Pros: Great for multi-style playing.  Holds tuning very well.  Quick response.  Fairly loud sound production.  This has been the string combo on my concert cello from 2013 to 2017. They have proven to be suitable across many genres… however, I’m now moving on to some other brands of strings in search of a richer, mellower sound.

Cons: As the Kaplan A & D strings age, they get a bit metallic and scratchy sounding (especially in the high end).  Not as subtle as Jargar, Larsen, Pirastro strings.

Combo Set Includes:

  • Kaplan Cello A – titanium wound / steel core: Medium
  • Kaplan Cello D – nickel wound / steel core: Medium
  • Helicore Cello G & C – tungsten-silver wound / steel core: Medium

Kaplan (D’Addario) – strings offer a beautiful, rich tonal palette and superb bowing response. They provide clarity and warmth across the registers and throughout the dynamic range.

Helicore (D’Addario)  multi-strand, twisted steel core strings have a small string diameter, providing a quick bow response. Thanks to special manufacturing techniques, Helicore strings have a warm, clear sound with excellent pitch stability and longevity.


Janet Marshall (My Classical Teacher) Jagar-Larsen Combo

aka “The Denmark Combo”

Pros:  Powerful low end sound.  Beautiful rich tone.  I very much enjoyed this combo when playing Brahms and other Romantic era pieces.  Jargar has since come out with two new lines of string that I haven’t tried: Thin/dolce & Thick/forte. There isn’t a huge price jump on those and are worth trying, depending on your #soundgoals.
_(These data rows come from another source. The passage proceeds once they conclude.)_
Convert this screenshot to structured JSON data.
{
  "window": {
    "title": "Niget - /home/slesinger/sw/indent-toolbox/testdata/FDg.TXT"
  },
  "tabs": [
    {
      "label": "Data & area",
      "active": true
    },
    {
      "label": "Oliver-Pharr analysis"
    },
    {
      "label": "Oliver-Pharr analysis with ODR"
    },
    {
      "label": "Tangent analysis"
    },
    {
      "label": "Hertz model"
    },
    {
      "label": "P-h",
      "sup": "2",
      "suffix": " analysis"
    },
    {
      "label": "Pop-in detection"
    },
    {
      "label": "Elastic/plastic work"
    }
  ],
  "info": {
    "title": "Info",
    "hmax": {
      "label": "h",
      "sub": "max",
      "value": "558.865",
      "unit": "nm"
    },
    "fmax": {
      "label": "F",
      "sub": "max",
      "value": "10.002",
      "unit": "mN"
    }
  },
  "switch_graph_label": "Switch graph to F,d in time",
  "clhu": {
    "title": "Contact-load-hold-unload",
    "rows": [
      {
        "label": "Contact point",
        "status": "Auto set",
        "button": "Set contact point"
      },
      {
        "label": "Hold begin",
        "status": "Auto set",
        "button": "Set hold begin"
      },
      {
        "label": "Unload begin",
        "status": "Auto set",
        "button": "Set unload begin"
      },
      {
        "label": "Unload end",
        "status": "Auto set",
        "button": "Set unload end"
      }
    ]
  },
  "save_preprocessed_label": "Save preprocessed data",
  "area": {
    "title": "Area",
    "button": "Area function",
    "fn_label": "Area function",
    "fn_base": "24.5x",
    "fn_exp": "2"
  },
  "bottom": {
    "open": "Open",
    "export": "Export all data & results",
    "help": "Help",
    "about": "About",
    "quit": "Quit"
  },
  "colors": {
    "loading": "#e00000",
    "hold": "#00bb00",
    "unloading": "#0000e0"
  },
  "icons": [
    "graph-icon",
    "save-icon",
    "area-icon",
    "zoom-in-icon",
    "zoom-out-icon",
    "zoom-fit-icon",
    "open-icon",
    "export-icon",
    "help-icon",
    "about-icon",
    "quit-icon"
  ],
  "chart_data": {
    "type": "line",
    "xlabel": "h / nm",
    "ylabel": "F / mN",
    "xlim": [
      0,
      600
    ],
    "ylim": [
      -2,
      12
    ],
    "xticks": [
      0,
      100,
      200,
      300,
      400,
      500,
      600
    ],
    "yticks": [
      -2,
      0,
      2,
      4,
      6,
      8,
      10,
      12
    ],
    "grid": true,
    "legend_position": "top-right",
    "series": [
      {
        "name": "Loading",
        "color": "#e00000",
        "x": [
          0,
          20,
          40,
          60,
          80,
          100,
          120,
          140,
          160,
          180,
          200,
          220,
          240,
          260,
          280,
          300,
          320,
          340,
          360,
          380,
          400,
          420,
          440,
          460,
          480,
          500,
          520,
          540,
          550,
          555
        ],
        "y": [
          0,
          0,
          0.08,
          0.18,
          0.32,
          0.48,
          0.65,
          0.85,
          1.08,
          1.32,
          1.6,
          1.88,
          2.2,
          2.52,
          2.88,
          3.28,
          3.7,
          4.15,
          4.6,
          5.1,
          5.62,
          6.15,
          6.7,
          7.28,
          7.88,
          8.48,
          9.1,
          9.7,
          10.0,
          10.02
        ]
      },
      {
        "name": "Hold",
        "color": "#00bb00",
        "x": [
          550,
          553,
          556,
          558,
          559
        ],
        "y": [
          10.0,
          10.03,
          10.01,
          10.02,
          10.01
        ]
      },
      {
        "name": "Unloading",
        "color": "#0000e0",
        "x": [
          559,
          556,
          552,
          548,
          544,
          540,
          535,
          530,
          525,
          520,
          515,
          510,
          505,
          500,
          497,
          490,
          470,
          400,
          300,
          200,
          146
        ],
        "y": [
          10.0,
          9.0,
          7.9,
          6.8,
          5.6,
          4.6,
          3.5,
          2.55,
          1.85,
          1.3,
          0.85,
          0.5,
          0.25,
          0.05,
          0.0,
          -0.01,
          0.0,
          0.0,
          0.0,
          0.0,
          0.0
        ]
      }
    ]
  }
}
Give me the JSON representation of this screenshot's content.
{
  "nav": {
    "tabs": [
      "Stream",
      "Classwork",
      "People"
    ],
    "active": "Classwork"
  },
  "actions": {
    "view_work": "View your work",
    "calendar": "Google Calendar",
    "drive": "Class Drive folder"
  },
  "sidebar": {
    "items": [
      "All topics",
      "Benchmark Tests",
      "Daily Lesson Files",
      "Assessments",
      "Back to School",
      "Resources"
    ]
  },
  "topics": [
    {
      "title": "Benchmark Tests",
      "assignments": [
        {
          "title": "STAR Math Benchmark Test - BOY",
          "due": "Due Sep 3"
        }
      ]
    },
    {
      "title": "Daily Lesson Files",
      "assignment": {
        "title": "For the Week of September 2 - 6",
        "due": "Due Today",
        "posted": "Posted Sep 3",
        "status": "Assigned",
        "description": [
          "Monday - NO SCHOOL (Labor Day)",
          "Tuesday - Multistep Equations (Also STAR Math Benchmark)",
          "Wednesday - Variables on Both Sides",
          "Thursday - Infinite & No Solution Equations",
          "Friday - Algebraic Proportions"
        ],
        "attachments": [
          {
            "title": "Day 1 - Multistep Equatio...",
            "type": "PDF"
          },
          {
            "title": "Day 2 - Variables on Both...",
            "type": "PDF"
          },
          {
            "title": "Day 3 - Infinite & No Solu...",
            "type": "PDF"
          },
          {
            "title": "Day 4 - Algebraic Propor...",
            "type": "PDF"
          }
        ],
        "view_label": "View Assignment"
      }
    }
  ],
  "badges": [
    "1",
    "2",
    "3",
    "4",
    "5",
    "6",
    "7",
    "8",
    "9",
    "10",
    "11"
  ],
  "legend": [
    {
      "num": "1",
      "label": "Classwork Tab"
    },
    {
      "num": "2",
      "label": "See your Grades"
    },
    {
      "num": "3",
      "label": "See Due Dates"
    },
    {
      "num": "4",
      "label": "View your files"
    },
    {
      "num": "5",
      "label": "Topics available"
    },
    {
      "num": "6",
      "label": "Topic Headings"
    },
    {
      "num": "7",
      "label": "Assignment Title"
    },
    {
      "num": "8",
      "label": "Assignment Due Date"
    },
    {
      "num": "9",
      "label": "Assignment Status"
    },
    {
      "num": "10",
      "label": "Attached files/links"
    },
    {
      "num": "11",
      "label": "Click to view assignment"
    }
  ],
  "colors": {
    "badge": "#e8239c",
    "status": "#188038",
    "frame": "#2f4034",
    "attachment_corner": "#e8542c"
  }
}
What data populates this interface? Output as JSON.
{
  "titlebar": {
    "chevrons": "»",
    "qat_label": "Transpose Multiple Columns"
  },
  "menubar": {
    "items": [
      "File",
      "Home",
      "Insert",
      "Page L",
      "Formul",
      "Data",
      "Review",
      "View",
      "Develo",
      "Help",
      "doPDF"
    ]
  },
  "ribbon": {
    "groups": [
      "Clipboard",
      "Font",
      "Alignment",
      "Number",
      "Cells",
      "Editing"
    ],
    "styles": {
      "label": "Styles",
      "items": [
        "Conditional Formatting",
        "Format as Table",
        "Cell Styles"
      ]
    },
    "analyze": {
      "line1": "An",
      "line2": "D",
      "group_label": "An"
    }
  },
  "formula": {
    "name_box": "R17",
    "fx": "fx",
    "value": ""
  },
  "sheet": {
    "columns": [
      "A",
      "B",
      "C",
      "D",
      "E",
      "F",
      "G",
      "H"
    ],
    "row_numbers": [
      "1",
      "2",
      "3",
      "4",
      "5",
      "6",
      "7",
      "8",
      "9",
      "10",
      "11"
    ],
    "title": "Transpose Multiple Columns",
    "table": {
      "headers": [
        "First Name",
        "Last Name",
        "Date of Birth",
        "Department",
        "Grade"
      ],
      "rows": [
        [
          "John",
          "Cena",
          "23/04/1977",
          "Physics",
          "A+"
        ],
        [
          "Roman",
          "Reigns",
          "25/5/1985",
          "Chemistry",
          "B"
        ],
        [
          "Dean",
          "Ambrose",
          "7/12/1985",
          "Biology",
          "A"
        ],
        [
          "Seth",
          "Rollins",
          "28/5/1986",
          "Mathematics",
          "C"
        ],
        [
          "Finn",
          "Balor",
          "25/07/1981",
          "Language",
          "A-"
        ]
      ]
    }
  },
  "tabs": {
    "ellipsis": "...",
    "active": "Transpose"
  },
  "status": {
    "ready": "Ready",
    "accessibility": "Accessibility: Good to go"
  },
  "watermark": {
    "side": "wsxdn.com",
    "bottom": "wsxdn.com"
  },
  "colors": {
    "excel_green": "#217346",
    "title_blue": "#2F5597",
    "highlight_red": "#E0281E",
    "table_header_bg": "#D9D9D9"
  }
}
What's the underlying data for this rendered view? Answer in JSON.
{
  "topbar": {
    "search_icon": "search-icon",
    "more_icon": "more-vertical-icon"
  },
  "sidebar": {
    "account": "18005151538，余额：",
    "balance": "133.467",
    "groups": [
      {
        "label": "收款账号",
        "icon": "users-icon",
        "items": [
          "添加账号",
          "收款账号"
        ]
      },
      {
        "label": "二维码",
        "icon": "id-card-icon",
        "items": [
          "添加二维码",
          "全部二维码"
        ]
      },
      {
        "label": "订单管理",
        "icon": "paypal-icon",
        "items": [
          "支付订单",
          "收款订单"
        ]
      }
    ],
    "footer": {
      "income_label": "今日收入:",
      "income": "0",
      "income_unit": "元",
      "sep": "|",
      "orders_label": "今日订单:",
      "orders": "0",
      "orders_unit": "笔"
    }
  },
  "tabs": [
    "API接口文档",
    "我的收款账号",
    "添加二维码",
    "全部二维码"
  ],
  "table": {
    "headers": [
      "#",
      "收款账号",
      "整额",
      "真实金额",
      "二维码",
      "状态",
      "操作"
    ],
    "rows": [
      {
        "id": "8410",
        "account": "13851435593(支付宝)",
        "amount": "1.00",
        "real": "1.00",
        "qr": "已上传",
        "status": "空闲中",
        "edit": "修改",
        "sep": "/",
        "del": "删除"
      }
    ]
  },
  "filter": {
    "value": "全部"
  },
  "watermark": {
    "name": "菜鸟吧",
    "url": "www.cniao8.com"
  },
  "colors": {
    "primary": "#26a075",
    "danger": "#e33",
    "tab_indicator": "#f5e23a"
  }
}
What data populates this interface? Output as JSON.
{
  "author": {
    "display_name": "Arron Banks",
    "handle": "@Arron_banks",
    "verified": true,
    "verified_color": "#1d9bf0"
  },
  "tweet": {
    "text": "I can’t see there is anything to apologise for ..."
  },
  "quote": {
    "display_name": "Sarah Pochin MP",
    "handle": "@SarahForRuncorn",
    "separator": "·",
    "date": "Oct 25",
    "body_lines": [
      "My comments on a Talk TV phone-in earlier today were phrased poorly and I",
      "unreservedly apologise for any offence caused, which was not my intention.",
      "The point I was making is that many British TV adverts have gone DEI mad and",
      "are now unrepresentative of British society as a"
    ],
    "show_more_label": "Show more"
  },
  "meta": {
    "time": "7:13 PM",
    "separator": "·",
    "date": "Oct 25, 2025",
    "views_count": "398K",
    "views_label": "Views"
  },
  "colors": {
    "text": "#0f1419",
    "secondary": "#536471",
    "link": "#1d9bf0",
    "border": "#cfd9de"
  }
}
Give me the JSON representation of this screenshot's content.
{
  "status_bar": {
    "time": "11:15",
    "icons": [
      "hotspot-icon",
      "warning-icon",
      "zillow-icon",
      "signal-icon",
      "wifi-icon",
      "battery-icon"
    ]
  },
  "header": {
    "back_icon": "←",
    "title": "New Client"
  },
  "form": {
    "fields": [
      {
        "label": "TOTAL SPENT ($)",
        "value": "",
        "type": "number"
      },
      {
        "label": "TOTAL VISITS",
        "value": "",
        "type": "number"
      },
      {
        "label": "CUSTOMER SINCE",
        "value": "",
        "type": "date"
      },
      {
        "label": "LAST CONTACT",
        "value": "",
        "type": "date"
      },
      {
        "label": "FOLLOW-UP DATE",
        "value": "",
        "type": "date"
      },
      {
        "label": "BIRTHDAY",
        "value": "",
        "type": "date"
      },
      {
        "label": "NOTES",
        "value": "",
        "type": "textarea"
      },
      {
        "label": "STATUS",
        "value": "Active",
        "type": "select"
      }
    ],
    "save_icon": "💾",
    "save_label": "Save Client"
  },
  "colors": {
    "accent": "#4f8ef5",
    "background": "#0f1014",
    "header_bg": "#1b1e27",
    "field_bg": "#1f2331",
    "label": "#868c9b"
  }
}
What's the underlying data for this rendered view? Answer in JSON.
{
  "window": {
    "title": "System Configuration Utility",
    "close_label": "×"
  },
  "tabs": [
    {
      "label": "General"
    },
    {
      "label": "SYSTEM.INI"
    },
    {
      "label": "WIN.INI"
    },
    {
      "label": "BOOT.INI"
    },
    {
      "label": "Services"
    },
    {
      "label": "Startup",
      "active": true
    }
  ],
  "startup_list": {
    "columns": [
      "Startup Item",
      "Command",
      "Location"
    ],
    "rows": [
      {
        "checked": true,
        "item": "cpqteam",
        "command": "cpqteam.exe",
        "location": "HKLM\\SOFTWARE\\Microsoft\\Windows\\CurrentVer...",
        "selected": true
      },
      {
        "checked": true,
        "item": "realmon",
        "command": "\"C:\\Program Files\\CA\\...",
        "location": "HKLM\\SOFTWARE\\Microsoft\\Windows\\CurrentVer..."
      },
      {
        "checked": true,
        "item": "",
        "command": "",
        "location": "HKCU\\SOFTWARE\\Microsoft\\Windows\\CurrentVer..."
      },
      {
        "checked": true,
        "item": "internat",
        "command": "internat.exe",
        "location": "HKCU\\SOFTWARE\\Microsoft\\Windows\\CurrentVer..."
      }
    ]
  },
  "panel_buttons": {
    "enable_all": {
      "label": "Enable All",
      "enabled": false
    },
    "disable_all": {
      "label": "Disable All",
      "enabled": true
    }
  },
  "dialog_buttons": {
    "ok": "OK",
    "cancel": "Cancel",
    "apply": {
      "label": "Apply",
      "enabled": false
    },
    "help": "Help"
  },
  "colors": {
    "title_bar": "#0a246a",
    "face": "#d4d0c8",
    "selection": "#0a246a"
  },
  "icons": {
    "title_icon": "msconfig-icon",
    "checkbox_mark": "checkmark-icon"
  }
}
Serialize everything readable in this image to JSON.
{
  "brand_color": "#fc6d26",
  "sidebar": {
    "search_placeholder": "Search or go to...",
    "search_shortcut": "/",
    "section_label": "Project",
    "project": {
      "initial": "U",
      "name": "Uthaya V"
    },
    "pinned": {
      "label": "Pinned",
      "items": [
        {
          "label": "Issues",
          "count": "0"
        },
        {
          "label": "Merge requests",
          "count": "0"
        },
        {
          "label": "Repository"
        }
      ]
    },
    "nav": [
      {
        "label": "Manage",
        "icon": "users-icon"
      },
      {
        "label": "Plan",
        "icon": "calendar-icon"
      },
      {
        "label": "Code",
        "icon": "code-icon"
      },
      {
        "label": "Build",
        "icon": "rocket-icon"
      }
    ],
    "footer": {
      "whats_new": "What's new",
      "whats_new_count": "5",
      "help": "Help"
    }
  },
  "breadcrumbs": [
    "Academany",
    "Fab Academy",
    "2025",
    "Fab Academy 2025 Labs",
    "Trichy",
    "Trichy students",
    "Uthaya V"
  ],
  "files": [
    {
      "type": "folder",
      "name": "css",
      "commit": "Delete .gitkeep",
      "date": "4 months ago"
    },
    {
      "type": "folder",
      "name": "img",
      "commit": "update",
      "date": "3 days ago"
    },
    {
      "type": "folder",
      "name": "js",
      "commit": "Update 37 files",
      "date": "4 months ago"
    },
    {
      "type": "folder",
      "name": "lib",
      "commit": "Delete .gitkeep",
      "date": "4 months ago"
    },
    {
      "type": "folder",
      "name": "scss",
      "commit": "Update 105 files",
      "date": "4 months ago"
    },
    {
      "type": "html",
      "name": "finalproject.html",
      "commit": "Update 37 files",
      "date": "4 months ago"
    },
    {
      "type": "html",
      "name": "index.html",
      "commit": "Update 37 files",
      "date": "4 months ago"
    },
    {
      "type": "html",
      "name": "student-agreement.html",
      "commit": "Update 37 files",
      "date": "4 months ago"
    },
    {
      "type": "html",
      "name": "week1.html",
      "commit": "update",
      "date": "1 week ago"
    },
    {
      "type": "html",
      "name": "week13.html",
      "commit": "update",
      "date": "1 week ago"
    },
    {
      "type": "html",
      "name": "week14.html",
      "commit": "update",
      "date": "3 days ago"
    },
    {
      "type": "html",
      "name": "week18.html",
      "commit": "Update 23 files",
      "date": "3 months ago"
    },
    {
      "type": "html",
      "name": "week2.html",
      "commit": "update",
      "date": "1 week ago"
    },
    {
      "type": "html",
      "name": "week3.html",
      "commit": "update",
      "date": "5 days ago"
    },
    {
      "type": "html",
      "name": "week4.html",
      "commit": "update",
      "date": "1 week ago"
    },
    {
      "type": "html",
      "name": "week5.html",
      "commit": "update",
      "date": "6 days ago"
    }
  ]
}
Cons:  Larsen strings are costly, you pay for that good sound; the C string itself is $100.  Sometimes my Jargar A & D strings would be a bit unstable & drop pitch over the course of a piece.

Combo Set Includes:

  • Jargar Cello A & D – chrome wound / steel core: Medium
  • Larsen Cello G & C – tungsten wound / steel core: Medium

Jargar – Bright, full sound, quick response. Made in Denmark, these steel core strings are favored by many solosits. Jargar strings are known for their powerful, well-balanced tone.

Larsen – Made in Denmark, Larsen strings are aimed at soloists in need of a string with projection.


Additional resources on selecting strings:


Find out more about Cello Lessons with Brian Grimm

Cellist Brian Grimm is a composer, performer and teacher based out Madison, WI.  Though Classically trained and studied in Jazz, Brian also grew up surrounded by Chinese instruments.  This has pulled him into a life passion for learning music from all around the world.  Brian’s teachers include members of Yo-Yo Ma’s Silkroad Ensemble, the Hong Kong Chinese Orchestra, the WuJi Ensemble (Hong Kong), the Buselli–Wallarab Jazz Orchestra, & Sitar virtuoso Pt. Sugato Nag (India).

Click on my beard to book a Cello Zone Lesson!